We've all come across lust-worthy hair—you know, the usual honied highlights Jennifer Lopez has been rocking for years, or those Instagram-worthy lowlights that you can't stop pinning (we're right there with you). TL;DR: Both highlights and lowlights are great options for those who seek to scratch that itch to change up their hair but don't want to undergo a full-on transformation.
But, what's the difference and how to decide which to go for? While highlights lighten hair with strands of a lighter color, lowlights add dimension with strands of darker color. And, asking your stylist to add both to your hair can give it an illusion of volume, depth, and texture. Below, we outlining a few things to consider before your next color appointment.
The Look of Natural Hair Color
While it's common to think of natural hair color as being just one shade (brunette, blonde, black), it can actually have many shades within it (think dirty blonde hair or chestnut brown hair with red tones).
For this reason, your stylist may suggest adding a few lowlights in with your highlights to complement your base color. Or, depending on your natural hair color, they may recommend skipping the highlights altogether and only darkening your hair with lowlights, which can help retain a more natural look while boosting your color in a subtle way.
Who Is a Good Candidate for Lowlights?
People with blonde or light brown hair are considered good candidates for lowlights, as it may be difficult finding a darker lowlight color for anyone with black or dark-haired locks (more on that later).
Another thing to consider: What style of color are you aiming for? If you have light hair and you want to go several shades darker, you might be better off getting an all-over hair color. And, even if you're a die-hard hair highlighter, there may be times you want to ask for some extra lowlights. For example, adding dark lowlights during the wintertime adds warmth to your overall look.
The good news is that no matter your hair texture (curly, straight, or anything in between), lowlights will complement it.
If you have lighter hair, opt for darker tones to give your hair a little more depth and create a sun-kissed look.
Going Darker With Lowlights
If your natural hair base is already dark and you still want to add depth by adding a few darker strands, your stylist can do this with lowlights using foils or balayage, which is a more natural-looking alternative to all-over hair color.
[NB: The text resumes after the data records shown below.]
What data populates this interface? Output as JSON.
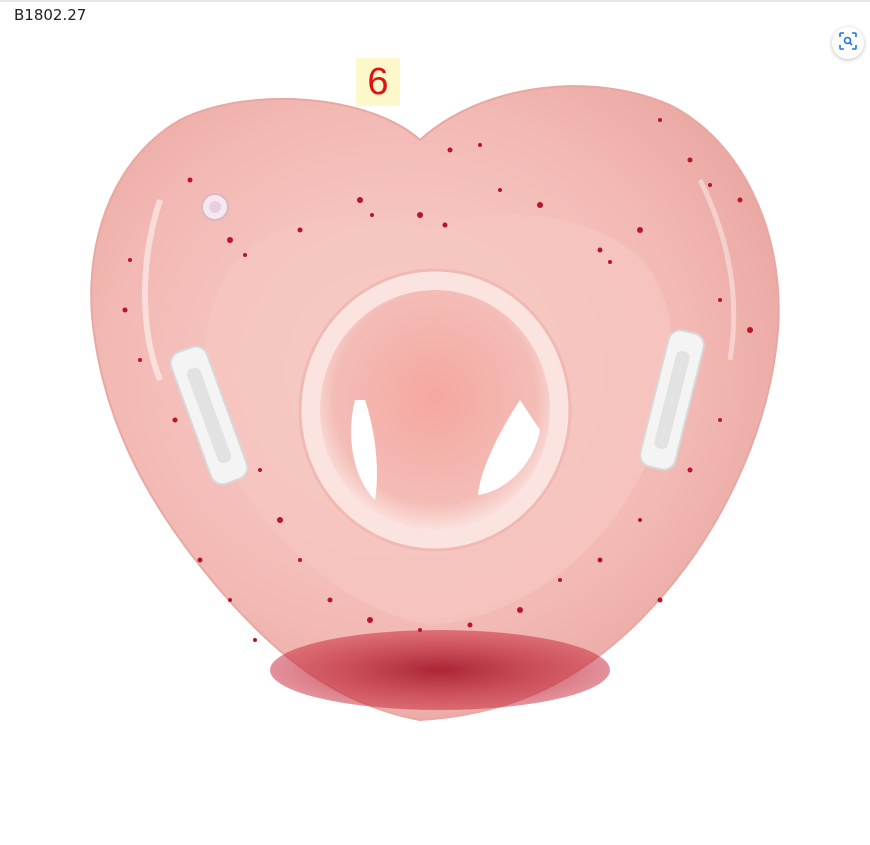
{
  "product_code": "B1802.27",
  "badge_number": "6",
  "lens_button": {
    "icon": "visual-search-icon"
  },
  "image": {
    "subject": "heart-shaped-baby-swim-float",
    "float_color": "#f3b8b4",
    "glitter_color": "#b8142a"
  }
}
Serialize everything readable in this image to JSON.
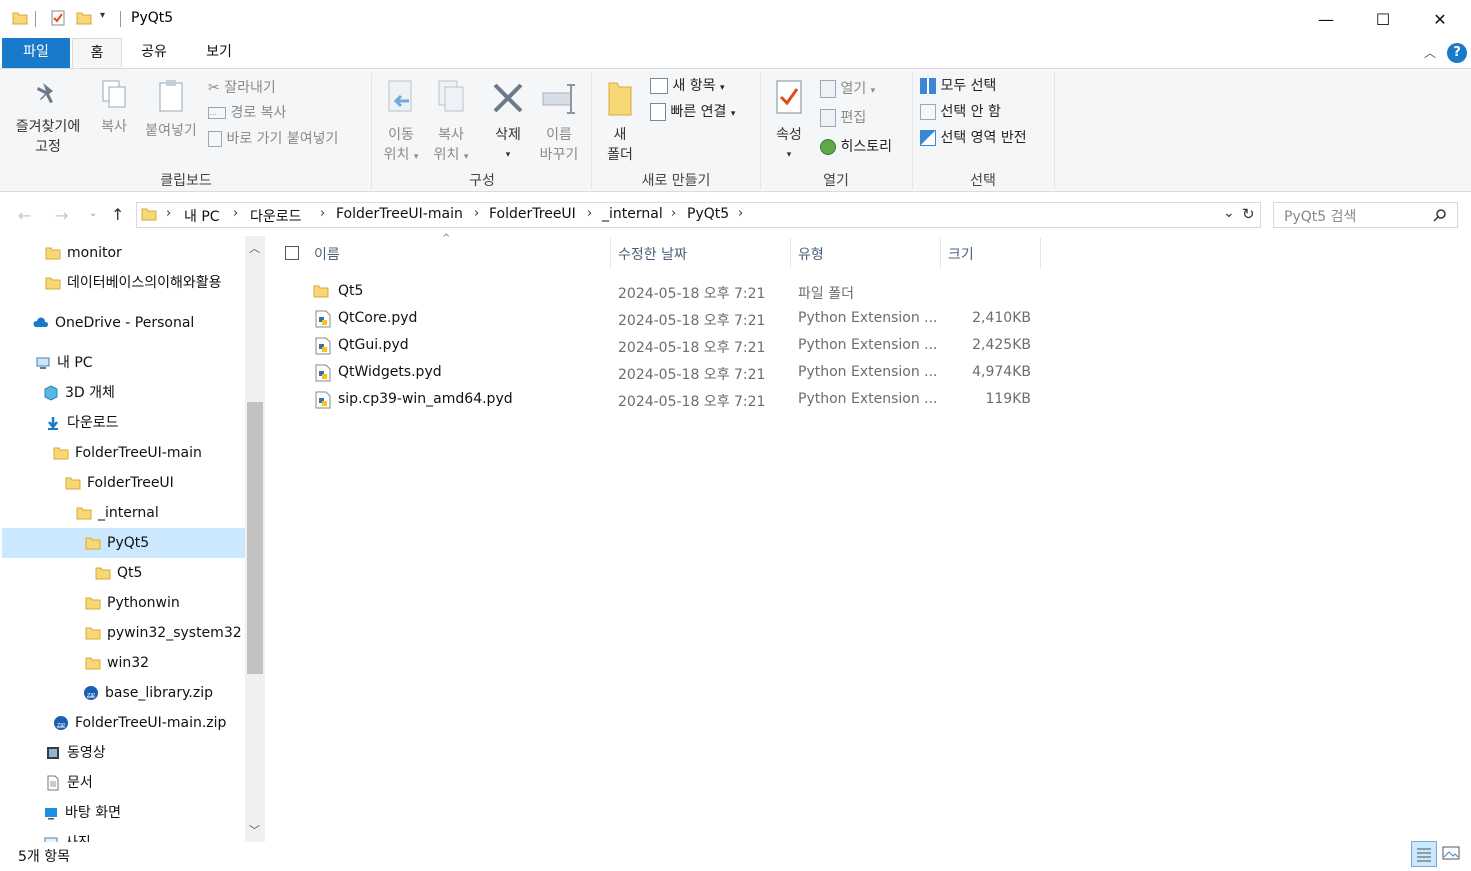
{
  "window": {
    "title": "PyQt5",
    "controls": {
      "minimize": "—",
      "maximize": "☐",
      "close": "✕"
    }
  },
  "ribbon_tabs": [
    {
      "label": "파일"
    },
    {
      "label": "홈"
    },
    {
      "label": "공유"
    },
    {
      "label": "보기"
    }
  ],
  "ribbon": {
    "clipboard": {
      "pin": "즐겨찾기에",
      "pin2": "고정",
      "copy": "복사",
      "paste": "붙여넣기",
      "cut": "잘라내기",
      "copy_path": "경로 복사",
      "paste_shortcut": "바로 가기 붙여넣기",
      "label": "클립보드"
    },
    "organize": {
      "move_to": "이동",
      "move_to2": "위치",
      "copy_to": "복사",
      "copy_to2": "위치",
      "delete": "삭제",
      "rename": "이름",
      "rename2": "바꾸기",
      "label": "구성"
    },
    "new": {
      "new_folder": "새",
      "new_folder2": "폴더",
      "new_item": "새 항목",
      "easy_access": "빠른 연결",
      "label": "새로 만들기"
    },
    "open": {
      "properties": "속성",
      "open": "열기",
      "edit": "편집",
      "history": "히스토리",
      "label": "열기"
    },
    "select": {
      "select_all": "모두 선택",
      "select_none": "선택 안 함",
      "invert": "선택 영역 반전",
      "label": "선택"
    }
  },
  "address": {
    "crumbs": [
      "내 PC",
      "다운로드",
      "FolderTreeUI-main",
      "FolderTreeUI",
      "_internal",
      "PyQt5"
    ],
    "search_placeholder": "PyQt5 검색"
  },
  "nav": [
    {
      "label": "monitor",
      "icon": "folder-icon"
    },
    {
      "label": "데이터베이스의이해와활용",
      "icon": "folder-icon"
    },
    {
      "label": "OneDrive - Personal",
      "icon": "cloud-icon"
    },
    {
      "label": "내 PC",
      "icon": "pc-icon"
    },
    {
      "label": "3D 개체",
      "icon": "cube-icon"
    },
    {
      "label": "다운로드",
      "icon": "download-icon"
    },
    {
      "label": "FolderTreeUI-main",
      "icon": "folder-icon"
    },
    {
      "label": "FolderTreeUI",
      "icon": "folder-icon"
    },
    {
      "label": "_internal",
      "icon": "folder-icon"
    },
    {
      "label": "PyQt5",
      "icon": "folder-icon"
    },
    {
      "label": "Qt5",
      "icon": "folder-icon"
    },
    {
      "label": "Pythonwin",
      "icon": "folder-icon"
    },
    {
      "label": "pywin32_system32",
      "icon": "folder-icon"
    },
    {
      "label": "win32",
      "icon": "folder-icon"
    },
    {
      "label": "base_library.zip",
      "icon": "zip-icon"
    },
    {
      "label": "FolderTreeUI-main.zip",
      "icon": "zip-icon"
    },
    {
      "label": "동영상",
      "icon": "video-icon"
    },
    {
      "label": "문서",
      "icon": "document-icon"
    },
    {
      "label": "바탕 화면",
      "icon": "desktop-icon"
    },
    {
      "label": "사진",
      "icon": "pictures-icon"
    }
  ],
  "columns": {
    "name": "이름",
    "date": "수정한 날짜",
    "type": "유형",
    "size": "크기"
  },
  "files": [
    {
      "name": "Qt5",
      "date": "2024-05-18 오후 7:21",
      "type": "파일 폴더",
      "size": "",
      "icon": "folder-icon"
    },
    {
      "name": "QtCore.pyd",
      "date": "2024-05-18 오후 7:21",
      "type": "Python Extension ...",
      "size": "2,410KB",
      "icon": "python-file-icon"
    },
    {
      "name": "QtGui.pyd",
      "date": "2024-05-18 오후 7:21",
      "type": "Python Extension ...",
      "size": "2,425KB",
      "icon": "python-file-icon"
    },
    {
      "name": "QtWidgets.pyd",
      "date": "2024-05-18 오후 7:21",
      "type": "Python Extension ...",
      "size": "4,974KB",
      "icon": "python-file-icon"
    },
    {
      "name": "sip.cp39-win_amd64.pyd",
      "date": "2024-05-18 오후 7:21",
      "type": "Python Extension ...",
      "size": "119KB",
      "icon": "python-file-icon"
    }
  ],
  "status": {
    "count": "5개 항목"
  },
  "colors": {
    "accent": "#1979ca",
    "selection": "#cce8ff",
    "folder": "#f8d775"
  }
}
To maintain the most natural color, your stylist will likely stick to a shade that's no more than two to three shades darker than your natural color.
Lowlights Mixed in With Highlights
If you're getting foils or balayage, you can amp up the dimension by asking your stylist to add a few lowlights with your highlights (think the likes of Jennifer Lopez and Jennifer Anniston).
Think about how dark (lowlights) or light (highlights) you want to go and come up with a percentage for the two. For example, 20% lowlights and 80% highlights means you'd stay rather light. Switching that would make your hair appear darker.
Different Approaches to Lowlights
The options for playing around with lowlights and highlights are endless. Your stylist might use highlights to frame your face, for example, then use lowlights to give the main body of your hair more dimension. And if you're feeling adventurous, a dip-dye look (when the ends of the hair are darker than the rest) is also an option.
Keep in mind, lowlights are meant to be more subtle than streaks. Typically, the darker colors are spread throughout the hair evenly (versus leaving well-defined sections of color). The look can be enhanced even more with balayage, which gives the stylist more freedom to paint color in rather than the more uniform foil technique.
Deciding What to Do
Between lowlights, highlights, and all-over hair color, your head can spin with options. We recommend hunting down inspiration photos of hair colors you're drawn to, whether it be from celebrities or your favorite influencers. Bring in a few of these looks to your stylist so they can have a better understanding of what you're after, offer up ideas of how to incorporate the desired look into your hair color, and ultimately, help you make a final decision.